Could you set down the full listing, unchanged?

──────── GIVEN INFORMATION ────────

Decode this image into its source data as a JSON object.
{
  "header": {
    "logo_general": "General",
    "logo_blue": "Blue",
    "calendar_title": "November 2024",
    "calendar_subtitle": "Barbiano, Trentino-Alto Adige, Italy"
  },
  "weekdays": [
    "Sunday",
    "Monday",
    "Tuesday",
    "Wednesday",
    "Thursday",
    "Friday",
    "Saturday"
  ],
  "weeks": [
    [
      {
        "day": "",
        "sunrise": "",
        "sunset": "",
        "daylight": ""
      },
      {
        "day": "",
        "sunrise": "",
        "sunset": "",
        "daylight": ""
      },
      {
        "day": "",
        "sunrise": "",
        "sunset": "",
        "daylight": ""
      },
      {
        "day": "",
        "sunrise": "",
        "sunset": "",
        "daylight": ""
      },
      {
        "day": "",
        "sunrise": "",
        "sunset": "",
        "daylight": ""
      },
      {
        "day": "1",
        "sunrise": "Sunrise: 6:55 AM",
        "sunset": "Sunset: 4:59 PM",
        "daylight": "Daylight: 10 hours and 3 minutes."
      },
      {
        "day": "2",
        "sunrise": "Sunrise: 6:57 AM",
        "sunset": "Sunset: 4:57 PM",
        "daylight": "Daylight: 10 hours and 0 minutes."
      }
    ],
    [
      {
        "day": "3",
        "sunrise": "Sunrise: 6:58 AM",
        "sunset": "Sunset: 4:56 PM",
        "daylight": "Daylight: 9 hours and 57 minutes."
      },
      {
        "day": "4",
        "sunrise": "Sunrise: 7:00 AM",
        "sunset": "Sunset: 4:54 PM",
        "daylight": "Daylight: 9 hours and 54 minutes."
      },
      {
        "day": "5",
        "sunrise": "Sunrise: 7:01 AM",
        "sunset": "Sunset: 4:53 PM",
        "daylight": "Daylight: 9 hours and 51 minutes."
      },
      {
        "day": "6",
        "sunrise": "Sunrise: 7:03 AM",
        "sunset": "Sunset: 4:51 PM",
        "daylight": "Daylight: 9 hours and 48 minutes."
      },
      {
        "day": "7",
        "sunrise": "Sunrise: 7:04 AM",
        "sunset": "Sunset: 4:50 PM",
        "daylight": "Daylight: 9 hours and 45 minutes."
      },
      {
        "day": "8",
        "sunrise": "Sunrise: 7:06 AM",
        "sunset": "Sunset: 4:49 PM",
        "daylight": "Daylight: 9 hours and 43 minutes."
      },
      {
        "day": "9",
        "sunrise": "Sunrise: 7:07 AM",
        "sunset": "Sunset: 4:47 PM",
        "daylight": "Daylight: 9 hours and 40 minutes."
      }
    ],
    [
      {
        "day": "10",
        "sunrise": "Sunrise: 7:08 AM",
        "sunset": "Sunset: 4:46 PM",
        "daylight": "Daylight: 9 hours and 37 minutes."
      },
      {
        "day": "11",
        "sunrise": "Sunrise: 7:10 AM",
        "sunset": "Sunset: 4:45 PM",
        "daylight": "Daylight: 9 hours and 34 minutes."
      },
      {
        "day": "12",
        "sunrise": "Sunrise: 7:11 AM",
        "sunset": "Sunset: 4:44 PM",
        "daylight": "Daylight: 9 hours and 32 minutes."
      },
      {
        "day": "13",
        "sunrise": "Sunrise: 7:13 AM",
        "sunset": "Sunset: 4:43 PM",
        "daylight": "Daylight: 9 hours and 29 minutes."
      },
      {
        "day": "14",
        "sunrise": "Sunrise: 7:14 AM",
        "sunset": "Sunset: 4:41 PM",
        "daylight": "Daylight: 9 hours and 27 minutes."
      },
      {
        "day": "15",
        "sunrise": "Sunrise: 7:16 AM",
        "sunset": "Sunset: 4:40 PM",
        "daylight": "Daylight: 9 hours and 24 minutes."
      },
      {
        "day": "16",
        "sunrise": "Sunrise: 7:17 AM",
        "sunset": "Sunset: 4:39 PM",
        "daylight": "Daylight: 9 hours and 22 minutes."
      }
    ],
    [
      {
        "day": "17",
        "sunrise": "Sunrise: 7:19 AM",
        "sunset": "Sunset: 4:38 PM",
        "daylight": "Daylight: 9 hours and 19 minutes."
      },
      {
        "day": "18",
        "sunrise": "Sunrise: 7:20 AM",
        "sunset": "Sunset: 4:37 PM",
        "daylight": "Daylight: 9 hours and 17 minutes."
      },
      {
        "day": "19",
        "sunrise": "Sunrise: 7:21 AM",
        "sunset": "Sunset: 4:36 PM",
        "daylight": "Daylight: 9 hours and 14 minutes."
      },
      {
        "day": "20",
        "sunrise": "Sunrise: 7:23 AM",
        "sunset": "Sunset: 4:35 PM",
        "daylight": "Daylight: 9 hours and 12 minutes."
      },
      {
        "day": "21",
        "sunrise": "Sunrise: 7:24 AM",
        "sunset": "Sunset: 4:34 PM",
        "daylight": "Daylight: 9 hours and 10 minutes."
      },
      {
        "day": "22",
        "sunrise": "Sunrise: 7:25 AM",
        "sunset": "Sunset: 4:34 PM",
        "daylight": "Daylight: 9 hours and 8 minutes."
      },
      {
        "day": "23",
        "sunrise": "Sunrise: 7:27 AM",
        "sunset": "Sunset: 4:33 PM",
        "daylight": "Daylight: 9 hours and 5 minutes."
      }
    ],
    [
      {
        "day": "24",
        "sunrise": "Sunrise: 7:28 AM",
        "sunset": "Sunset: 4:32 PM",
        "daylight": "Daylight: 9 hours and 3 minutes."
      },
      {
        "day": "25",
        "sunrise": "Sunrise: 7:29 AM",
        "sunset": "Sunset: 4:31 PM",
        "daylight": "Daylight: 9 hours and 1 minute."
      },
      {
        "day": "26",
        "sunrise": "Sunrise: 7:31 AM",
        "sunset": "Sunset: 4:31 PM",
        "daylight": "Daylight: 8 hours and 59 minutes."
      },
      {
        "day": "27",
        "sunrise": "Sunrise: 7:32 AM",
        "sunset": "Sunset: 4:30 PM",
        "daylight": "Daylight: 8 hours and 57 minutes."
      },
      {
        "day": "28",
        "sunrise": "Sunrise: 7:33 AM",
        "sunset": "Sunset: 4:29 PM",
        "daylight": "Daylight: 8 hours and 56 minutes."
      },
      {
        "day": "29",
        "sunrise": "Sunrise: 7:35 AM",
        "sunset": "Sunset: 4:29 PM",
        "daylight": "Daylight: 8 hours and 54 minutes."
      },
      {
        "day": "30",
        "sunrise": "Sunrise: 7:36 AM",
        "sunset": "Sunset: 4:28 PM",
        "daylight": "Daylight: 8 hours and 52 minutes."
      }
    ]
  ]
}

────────

ANSWER BOX →
Decode this image into its source data as a JSON object.
{
  "header": {
    "logo_general": "General",
    "logo_blue": "Blue",
    "calendar_title": "November 2024",
    "calendar_subtitle": "Barbiano, Trentino-Alto Adige, Italy"
  },
  "weekdays": [
    "Sunday",
    "Monday",
    "Tuesday",
    "Wednesday",
    "Thursday",
    "Friday",
    "Saturday"
  ],
  "weeks": [
    [
      {
        "day": "",
        "sunrise": "",
        "sunset": "",
        "daylight": ""
      },
      {
        "day": "",
        "sunrise": "",
        "sunset": "",
        "daylight": ""
      },
      {
        "day": "",
        "sunrise": "",
        "sunset": "",
        "daylight": ""
      },
      {
        "day": "",
        "sunrise": "",
        "sunset": "",
        "daylight": ""
      },
      {
        "day": "",
        "sunrise": "",
        "sunset": "",
        "daylight": ""
      },
      {
        "day": "1",
        "sunrise": "Sunrise: 6:55 AM",
        "sunset": "Sunset: 4:59 PM",
        "daylight": "Daylight: 10 hours and 3 minutes."
      },
      {
        "day": "2",
        "sunrise": "Sunrise: 6:57 AM",
        "sunset": "Sunset: 4:57 PM",
        "daylight": "Daylight: 10 hours and 0 minutes."
      }
    ],
    [
      {
        "day": "3",
        "sunrise": "Sunrise: 6:58 AM",
        "sunset": "Sunset: 4:56 PM",
        "daylight": "Daylight: 9 hours and 57 minutes."
      },
      {
        "day": "4",
        "sunrise": "Sunrise: 7:00 AM",
        "sunset": "Sunset: 4:54 PM",
        "daylight": "Daylight: 9 hours and 54 minutes."
      },
      {
        "day": "5",
        "sunrise": "Sunrise: 7:01 AM",
        "sunset": "Sunset: 4:53 PM",
        "daylight": "Daylight: 9 hours and 51 minutes."
      },
      {
        "day": "6",
        "sunrise": "Sunrise: 7:03 AM",
        "sunset": "Sunset: 4:51 PM",
        "daylight": "Daylight: 9 hours and 48 minutes."
      },
      {
        "day": "7",
        "sunrise": "Sunrise: 7:04 AM",
        "sunset": "Sunset: 4:50 PM",
        "daylight": "Daylight: 9 hours and 45 minutes."
      },
      {
        "day": "8",
        "sunrise": "Sunrise: 7:06 AM",
        "sunset": "Sunset: 4:49 PM",
        "daylight": "Daylight: 9 hours and 43 minutes."
      },
      {
        "day": "9",
        "sunrise": "Sunrise: 7:07 AM",
        "sunset": "Sunset: 4:47 PM",
        "daylight": "Daylight: 9 hours and 40 minutes."
      }
    ],
    [
      {
        "day": "10",
        "sunrise": "Sunrise: 7:08 AM",
        "sunset": "Sunset: 4:46 PM",
        "daylight": "Daylight: 9 hours and 37 minutes."
      },
      {
        "day": "11",
        "sunrise": "Sunrise: 7:10 AM",
        "sunset": "Sunset: 4:45 PM",
        "daylight": "Daylight: 9 hours and 34 minutes."
      },
      {
        "day": "12",
        "sunrise": "Sunrise: 7:11 AM",
        "sunset": "Sunset: 4:44 PM",
        "daylight": "Daylight: 9 hours and 32 minutes."
      },
      {
        "day": "13",
        "sunrise": "Sunrise: 7:13 AM",
        "sunset": "Sunset: 4:43 PM",
        "daylight": "Daylight: 9 hours and 29 minutes."
      },
      {
        "day": "14",
        "sunrise": "Sunrise: 7:14 AM",
        "sunset": "Sunset: 4:41 PM",
        "daylight": "Daylight: 9 hours and 27 minutes."
      },
      {
        "day": "15",
        "sunrise": "Sunrise: 7:16 AM",
        "sunset": "Sunset: 4:40 PM",
        "daylight": "Daylight: 9 hours and 24 minutes."
      },
      {
        "day": "16",
        "sunrise": "Sunrise: 7:17 AM",
        "sunset": "Sunset: 4:39 PM",
        "daylight": "Daylight: 9 hours and 22 minutes."
      }
    ],
    [
      {
        "day": "17",
        "sunrise": "Sunrise: 7:19 AM",
        "sunset": "Sunset: 4:38 PM",
        "daylight": "Daylight: 9 hours and 19 minutes."
      },
      {
        "day": "18",
        "sunrise": "Sunrise: 7:20 AM",
        "sunset": "Sunset: 4:37 PM",
        "daylight": "Daylight: 9 hours and 17 minutes."
      },
      {
        "day": "19",
        "sunrise": "Sunrise: 7:21 AM",
        "sunset": "Sunset: 4:36 PM",
        "daylight": "Daylight: 9 hours and 14 minutes."
      },
      {
        "day": "20",
        "sunrise": "Sunrise: 7:23 AM",
        "sunset": "Sunset: 4:35 PM",
        "daylight": "Daylight: 9 hours and 12 minutes."
      },
      {
        "day": "21",
        "sunrise": "Sunrise: 7:24 AM",
        "sunset": "Sunset: 4:34 PM",
        "daylight": "Daylight: 9 hours and 10 minutes."
      },
      {
        "day": "22",
        "sunrise": "Sunrise: 7:25 AM",
        "sunset": "Sunset: 4:34 PM",
        "daylight": "Daylight: 9 hours and 8 minutes."
      },
      {
        "day": "23",
        "sunrise": "Sunrise: 7:27 AM",
        "sunset": "Sunset: 4:33 PM",
        "daylight": "Daylight: 9 hours and 5 minutes."
      }
    ],
    [
      {
        "day": "24",
        "sunrise": "Sunrise: 7:28 AM",
        "sunset": "Sunset: 4:32 PM",
        "daylight": "Daylight: 9 hours and 3 minutes."
      },
      {
        "day": "25",
        "sunrise": "Sunrise: 7:29 AM",
        "sunset": "Sunset: 4:31 PM",
        "daylight": "Daylight: 9 hours and 1 minute."
      },
      {
        "day": "26",
        "sunrise": "Sunrise: 7:31 AM",
        "sunset": "Sunset: 4:31 PM",
        "daylight": "Daylight: 8 hours and 59 minutes."
      },
      {
        "day": "27",
        "sunrise": "Sunrise: 7:32 AM",
        "sunset": "Sunset: 4:30 PM",
        "daylight": "Daylight: 8 hours and 57 minutes."
      },
      {
        "day": "28",
        "sunrise": "Sunrise: 7:33 AM",
        "sunset": "Sunset: 4:29 PM",
        "daylight": "Daylight: 8 hours and 56 minutes."
      },
      {
        "day": "29",
        "sunrise": "Sunrise: 7:35 AM",
        "sunset": "Sunset: 4:29 PM",
        "daylight": "Daylight: 8 hours and 54 minutes."
      },
      {
        "day": "30",
        "sunrise": "Sunrise: 7:36 AM",
        "sunset": "Sunset: 4:28 PM",
        "daylight": "Daylight: 8 hours and 52 minutes."
      }
    ]
  ]
}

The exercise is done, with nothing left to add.